[App and web page records]

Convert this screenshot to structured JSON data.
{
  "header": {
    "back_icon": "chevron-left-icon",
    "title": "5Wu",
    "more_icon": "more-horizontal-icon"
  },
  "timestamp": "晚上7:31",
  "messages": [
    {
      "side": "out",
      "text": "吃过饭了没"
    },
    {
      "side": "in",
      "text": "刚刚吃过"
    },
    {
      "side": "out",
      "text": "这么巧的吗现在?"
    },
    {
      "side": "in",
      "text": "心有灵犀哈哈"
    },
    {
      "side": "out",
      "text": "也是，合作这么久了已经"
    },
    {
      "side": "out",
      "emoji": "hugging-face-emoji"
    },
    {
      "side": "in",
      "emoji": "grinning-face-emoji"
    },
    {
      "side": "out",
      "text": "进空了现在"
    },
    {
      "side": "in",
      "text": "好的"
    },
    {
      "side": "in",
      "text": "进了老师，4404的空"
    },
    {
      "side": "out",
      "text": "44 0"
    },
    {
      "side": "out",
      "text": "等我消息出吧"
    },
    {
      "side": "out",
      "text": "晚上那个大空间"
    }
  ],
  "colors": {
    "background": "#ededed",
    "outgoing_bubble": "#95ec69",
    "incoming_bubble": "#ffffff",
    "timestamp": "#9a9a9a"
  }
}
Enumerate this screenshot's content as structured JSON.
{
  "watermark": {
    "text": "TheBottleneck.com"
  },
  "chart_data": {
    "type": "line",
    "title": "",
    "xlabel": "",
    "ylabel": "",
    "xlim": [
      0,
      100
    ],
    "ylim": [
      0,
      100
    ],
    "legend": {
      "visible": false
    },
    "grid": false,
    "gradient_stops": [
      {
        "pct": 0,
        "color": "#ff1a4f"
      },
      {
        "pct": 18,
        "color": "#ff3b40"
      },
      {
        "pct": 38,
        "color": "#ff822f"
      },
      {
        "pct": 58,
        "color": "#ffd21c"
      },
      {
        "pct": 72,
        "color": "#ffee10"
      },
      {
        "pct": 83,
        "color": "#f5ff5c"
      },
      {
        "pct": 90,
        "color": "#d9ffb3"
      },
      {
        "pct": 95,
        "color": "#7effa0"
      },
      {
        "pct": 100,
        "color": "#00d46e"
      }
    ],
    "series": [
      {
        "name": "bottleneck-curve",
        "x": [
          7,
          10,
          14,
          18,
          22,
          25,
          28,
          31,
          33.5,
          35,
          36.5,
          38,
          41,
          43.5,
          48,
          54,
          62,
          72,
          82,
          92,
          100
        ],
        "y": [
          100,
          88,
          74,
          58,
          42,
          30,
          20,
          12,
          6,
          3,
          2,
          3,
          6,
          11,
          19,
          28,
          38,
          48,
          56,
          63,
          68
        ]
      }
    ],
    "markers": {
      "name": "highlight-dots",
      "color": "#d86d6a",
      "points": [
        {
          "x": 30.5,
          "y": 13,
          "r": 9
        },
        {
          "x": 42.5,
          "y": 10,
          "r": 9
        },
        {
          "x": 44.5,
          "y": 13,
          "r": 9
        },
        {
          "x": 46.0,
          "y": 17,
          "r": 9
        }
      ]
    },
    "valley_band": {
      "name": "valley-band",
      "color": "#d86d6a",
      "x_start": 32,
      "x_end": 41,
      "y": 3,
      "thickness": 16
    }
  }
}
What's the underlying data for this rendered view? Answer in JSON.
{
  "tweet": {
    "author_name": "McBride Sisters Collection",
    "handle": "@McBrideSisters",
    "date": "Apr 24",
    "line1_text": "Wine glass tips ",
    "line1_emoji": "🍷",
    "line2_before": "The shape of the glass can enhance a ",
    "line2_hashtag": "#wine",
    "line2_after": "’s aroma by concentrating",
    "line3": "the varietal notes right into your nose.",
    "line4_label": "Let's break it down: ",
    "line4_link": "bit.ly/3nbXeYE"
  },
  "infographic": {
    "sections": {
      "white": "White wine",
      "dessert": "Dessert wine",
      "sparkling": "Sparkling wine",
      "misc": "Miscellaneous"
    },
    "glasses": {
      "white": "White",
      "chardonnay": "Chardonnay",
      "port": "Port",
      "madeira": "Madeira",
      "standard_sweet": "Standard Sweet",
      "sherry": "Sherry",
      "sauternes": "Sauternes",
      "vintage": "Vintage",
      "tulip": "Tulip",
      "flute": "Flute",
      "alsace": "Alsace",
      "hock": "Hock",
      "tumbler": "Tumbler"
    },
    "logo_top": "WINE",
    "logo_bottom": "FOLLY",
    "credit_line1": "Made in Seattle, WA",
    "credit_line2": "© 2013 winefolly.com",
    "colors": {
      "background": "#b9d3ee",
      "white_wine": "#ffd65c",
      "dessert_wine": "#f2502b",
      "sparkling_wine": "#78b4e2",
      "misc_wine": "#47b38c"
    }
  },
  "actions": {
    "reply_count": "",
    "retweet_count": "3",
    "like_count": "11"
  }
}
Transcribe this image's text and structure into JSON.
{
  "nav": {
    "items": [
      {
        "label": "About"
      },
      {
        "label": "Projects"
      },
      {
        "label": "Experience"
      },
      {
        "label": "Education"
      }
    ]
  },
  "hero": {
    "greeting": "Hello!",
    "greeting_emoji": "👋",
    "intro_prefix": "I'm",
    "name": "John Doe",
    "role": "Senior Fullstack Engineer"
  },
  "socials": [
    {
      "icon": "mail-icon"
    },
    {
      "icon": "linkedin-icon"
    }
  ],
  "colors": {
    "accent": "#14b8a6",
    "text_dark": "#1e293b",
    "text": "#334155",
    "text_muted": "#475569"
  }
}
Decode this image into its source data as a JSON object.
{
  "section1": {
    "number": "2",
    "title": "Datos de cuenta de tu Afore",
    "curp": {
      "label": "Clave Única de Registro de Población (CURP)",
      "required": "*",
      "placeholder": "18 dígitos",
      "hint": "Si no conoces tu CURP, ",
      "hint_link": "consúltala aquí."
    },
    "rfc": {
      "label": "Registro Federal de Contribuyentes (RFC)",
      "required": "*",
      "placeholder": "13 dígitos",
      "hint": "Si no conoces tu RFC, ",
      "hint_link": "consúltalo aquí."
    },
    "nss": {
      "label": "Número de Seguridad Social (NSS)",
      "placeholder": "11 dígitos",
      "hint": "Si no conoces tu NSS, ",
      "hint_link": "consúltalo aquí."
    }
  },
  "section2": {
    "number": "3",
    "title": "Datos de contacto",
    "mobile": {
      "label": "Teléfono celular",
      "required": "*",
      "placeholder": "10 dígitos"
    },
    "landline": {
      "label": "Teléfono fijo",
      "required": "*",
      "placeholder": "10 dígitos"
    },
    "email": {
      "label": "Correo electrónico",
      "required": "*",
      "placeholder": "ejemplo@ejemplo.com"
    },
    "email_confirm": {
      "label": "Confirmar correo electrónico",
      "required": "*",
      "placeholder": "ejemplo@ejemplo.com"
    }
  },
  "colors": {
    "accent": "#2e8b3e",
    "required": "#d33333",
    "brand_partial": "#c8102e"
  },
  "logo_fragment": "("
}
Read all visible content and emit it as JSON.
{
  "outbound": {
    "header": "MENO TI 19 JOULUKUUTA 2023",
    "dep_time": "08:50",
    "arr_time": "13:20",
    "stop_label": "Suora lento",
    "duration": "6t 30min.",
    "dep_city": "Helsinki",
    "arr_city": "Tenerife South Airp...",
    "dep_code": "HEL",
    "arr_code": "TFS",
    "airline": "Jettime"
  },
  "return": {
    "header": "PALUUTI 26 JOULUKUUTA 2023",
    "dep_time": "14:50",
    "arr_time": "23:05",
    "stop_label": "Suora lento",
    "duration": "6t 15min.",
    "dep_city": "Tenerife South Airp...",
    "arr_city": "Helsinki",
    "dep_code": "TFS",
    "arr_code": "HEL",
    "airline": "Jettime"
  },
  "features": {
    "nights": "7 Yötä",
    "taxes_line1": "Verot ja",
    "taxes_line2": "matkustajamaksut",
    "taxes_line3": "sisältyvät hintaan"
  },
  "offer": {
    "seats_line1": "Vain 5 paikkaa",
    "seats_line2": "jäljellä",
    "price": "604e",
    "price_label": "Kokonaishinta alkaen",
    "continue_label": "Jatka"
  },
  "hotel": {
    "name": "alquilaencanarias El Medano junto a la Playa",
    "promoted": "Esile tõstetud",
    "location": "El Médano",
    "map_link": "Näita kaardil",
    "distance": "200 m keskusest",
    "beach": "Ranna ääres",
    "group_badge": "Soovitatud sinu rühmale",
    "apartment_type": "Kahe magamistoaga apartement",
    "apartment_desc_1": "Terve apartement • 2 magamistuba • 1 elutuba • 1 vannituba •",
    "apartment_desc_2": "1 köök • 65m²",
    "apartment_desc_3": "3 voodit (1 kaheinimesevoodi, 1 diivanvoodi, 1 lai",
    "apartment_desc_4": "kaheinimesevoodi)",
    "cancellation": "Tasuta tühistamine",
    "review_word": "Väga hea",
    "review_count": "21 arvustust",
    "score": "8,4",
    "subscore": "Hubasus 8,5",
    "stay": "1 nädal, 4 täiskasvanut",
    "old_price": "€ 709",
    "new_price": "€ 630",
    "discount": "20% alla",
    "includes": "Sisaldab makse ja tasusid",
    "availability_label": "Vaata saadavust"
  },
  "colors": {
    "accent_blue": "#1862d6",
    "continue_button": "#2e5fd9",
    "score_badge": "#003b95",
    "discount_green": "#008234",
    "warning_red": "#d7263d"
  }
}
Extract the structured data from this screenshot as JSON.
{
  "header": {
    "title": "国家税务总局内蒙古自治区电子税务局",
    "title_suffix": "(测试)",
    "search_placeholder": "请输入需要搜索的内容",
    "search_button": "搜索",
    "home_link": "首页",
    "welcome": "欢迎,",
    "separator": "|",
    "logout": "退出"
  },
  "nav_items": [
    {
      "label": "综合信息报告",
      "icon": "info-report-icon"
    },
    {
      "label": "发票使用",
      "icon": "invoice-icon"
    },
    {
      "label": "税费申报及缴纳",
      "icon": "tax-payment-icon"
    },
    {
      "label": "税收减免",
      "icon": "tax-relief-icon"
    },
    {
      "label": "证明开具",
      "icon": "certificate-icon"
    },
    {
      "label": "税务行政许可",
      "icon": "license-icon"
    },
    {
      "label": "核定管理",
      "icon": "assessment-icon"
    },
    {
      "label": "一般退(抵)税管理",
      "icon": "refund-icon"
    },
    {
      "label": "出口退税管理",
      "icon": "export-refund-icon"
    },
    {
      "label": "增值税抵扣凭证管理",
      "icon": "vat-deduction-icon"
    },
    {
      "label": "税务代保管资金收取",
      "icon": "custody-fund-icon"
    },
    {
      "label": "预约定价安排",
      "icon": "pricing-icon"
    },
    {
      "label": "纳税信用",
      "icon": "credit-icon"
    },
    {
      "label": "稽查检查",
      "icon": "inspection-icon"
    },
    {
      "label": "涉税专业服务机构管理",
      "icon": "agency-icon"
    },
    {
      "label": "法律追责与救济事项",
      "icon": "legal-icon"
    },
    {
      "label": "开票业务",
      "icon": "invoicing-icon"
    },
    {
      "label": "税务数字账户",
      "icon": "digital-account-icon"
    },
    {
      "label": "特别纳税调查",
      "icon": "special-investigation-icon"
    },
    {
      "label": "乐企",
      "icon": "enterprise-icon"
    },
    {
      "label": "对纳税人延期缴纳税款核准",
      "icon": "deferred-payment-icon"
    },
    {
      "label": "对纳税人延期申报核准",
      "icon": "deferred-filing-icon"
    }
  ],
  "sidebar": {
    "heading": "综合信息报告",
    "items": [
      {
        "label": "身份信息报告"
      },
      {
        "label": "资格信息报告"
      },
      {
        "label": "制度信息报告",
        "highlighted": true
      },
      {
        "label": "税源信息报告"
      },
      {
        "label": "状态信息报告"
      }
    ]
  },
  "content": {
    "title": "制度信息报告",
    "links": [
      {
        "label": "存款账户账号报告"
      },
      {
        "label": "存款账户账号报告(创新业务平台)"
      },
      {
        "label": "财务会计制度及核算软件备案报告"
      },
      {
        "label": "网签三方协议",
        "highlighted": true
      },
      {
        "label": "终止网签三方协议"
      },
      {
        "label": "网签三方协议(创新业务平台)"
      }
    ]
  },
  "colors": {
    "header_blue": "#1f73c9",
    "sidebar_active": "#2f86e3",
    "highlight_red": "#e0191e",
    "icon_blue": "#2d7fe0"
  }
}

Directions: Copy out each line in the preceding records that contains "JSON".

Solved problem:
Convert this screenshot to structured JSON data.
Enumerate this screenshot's content as structured JSON.
What's the underlying data for this rendered view? Answer in JSON.
Transcribe this image's text and structure into JSON.
Decode this image into its source data as a JSON object.
Read all visible content and emit it as JSON.
Extract the structured data from this screenshot as JSON.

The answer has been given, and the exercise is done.